= WHAT THE TASK REQUIRES =
Please reply with one number only: how many lines in the entries below contain the string "Your".
━━━━━━━━━━━━━━━━━━━━━━━━━━━━━━
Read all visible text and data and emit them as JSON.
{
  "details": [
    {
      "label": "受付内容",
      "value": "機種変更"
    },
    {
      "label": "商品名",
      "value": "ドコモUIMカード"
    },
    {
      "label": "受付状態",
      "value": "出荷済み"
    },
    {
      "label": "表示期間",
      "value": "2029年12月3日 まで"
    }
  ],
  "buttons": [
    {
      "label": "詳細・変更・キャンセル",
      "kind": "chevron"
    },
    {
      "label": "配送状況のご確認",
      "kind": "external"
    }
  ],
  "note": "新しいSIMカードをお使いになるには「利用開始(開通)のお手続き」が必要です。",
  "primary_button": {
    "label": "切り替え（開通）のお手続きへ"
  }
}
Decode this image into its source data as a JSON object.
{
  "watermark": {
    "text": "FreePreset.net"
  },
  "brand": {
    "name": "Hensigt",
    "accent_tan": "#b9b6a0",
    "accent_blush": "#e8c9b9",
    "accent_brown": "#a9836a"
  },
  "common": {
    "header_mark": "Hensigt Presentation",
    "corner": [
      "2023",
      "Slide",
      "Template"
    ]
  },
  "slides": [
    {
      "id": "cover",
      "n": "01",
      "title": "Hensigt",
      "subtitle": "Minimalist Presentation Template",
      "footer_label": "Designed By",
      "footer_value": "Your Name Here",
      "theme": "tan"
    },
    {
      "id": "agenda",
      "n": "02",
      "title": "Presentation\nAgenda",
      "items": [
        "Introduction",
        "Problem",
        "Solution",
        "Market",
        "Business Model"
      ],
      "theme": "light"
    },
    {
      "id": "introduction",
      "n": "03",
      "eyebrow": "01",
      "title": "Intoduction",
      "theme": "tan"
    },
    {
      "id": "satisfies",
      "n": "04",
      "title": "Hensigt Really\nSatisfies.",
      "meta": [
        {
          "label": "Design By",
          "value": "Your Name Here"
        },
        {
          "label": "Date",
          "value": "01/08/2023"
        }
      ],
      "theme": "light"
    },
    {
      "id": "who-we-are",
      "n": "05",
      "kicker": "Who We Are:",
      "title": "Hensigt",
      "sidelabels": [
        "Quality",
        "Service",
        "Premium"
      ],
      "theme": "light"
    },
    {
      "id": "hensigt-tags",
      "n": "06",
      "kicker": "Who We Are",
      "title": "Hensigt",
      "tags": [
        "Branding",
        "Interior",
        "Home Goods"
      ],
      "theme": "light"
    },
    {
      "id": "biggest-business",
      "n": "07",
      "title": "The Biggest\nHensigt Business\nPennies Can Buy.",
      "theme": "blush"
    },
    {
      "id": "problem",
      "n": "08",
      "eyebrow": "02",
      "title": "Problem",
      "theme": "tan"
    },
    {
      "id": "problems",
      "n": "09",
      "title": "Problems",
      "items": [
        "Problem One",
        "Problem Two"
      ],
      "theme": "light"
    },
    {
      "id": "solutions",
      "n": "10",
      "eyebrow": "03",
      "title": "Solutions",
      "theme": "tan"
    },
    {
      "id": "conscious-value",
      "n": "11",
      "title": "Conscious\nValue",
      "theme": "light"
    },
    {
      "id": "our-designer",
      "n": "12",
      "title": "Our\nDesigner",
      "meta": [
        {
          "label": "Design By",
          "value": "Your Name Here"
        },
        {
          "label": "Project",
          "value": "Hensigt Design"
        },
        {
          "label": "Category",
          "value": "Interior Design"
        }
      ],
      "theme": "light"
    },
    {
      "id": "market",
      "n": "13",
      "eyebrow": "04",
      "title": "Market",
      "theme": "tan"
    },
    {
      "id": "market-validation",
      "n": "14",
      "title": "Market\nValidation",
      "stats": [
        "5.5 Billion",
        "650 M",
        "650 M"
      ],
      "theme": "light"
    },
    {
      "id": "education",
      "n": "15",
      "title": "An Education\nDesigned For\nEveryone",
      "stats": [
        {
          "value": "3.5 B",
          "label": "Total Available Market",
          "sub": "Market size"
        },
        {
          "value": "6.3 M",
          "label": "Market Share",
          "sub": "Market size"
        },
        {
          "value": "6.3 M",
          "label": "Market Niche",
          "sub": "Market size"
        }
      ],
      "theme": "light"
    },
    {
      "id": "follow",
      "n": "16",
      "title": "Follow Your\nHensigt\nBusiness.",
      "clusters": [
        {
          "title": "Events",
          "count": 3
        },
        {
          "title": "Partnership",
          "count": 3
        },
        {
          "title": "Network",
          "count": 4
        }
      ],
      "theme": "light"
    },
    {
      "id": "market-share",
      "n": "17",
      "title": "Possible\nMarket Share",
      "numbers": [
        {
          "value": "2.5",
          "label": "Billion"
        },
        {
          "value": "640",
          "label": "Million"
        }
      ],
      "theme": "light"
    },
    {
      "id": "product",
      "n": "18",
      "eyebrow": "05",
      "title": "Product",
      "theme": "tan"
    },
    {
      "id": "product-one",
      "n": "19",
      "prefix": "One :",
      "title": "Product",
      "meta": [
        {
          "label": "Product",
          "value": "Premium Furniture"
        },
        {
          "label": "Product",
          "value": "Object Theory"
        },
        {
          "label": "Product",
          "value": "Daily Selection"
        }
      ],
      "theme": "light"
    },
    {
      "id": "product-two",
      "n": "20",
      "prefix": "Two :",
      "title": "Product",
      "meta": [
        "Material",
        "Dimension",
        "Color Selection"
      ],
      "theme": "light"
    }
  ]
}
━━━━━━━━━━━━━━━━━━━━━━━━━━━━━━
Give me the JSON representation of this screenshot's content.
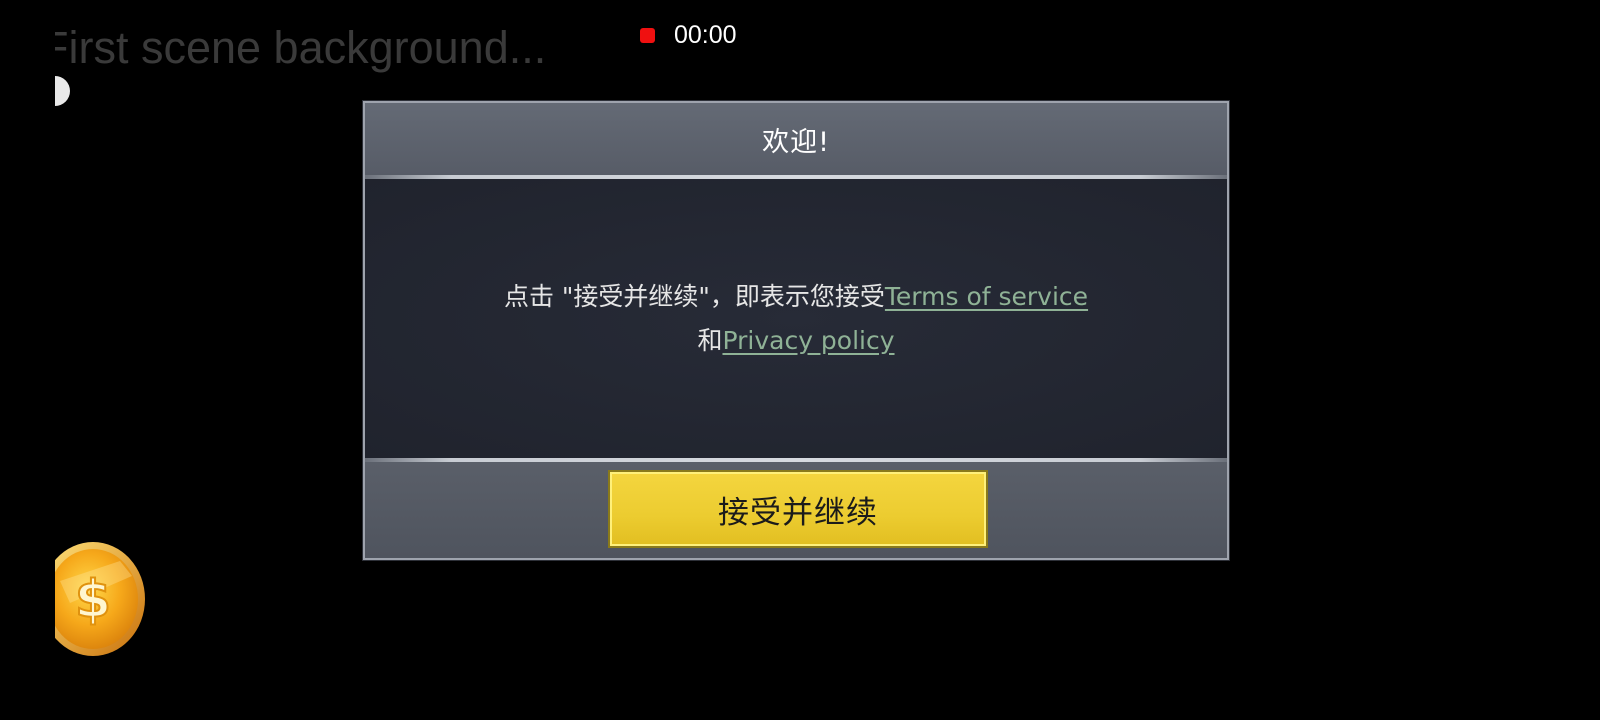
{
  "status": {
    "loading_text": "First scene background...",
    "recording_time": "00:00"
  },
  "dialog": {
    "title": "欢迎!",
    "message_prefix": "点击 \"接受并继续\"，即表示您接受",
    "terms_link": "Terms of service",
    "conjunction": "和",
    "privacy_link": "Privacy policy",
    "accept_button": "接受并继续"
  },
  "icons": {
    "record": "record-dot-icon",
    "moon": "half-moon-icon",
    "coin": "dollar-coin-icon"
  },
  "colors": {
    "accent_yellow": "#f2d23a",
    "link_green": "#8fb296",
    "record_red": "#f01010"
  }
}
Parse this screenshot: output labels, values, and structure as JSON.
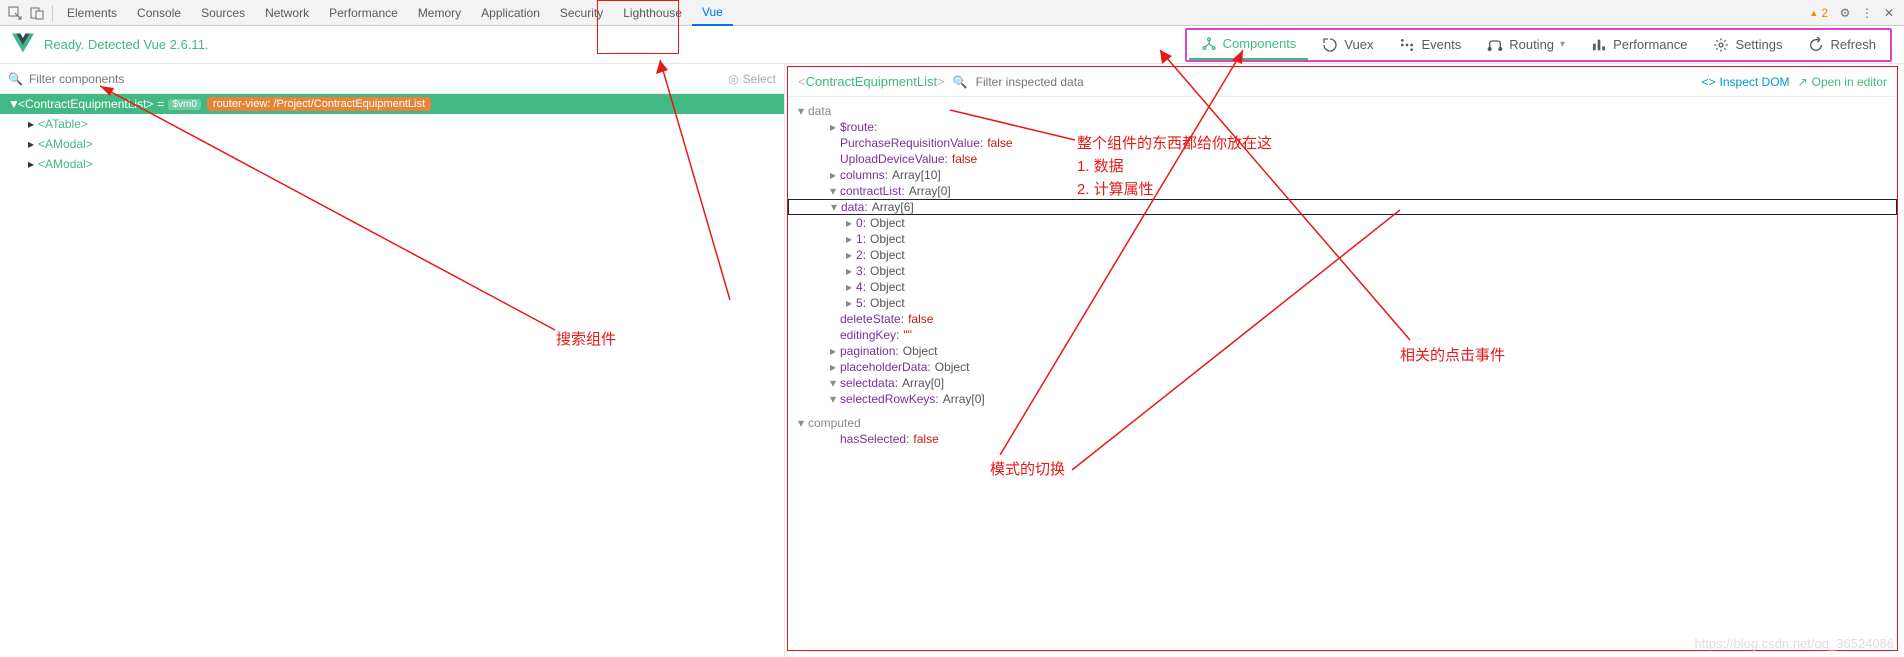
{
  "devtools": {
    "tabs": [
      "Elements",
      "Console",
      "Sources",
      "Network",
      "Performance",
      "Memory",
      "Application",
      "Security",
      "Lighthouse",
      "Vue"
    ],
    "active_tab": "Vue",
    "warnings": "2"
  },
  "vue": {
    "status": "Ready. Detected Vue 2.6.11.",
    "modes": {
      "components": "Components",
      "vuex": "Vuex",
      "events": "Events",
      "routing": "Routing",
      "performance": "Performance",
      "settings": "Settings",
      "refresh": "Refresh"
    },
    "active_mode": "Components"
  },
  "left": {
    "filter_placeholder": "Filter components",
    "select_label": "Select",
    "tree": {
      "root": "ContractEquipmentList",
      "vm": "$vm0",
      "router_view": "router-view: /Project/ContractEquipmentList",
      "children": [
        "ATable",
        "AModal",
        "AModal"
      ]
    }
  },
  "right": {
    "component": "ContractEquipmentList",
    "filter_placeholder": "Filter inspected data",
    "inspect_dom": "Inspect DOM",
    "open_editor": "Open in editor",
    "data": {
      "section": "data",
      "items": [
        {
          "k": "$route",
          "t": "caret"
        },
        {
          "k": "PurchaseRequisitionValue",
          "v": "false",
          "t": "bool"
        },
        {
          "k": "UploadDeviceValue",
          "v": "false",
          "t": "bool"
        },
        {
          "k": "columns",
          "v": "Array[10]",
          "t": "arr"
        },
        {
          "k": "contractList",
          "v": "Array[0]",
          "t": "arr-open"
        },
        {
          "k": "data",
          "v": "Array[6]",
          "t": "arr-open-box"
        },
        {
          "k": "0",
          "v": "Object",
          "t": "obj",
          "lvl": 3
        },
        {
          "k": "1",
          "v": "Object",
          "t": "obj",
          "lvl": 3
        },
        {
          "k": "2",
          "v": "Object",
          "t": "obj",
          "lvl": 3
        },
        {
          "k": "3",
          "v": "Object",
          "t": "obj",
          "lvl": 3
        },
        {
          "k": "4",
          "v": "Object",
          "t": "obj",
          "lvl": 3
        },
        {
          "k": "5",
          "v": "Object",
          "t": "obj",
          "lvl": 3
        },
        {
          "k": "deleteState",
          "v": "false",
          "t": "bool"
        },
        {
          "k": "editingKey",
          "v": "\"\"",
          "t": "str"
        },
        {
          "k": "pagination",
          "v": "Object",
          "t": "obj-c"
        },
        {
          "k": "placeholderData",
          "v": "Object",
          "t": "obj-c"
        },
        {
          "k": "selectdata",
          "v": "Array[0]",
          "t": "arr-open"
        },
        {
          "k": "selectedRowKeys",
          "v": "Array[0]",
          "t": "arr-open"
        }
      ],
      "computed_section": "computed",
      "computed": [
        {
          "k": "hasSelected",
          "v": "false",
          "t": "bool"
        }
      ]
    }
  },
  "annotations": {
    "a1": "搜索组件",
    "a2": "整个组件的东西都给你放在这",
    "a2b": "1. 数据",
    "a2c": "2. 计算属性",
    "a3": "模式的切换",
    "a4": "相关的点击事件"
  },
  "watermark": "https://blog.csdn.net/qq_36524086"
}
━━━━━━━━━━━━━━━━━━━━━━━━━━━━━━
= EXERCISE RESULT =
4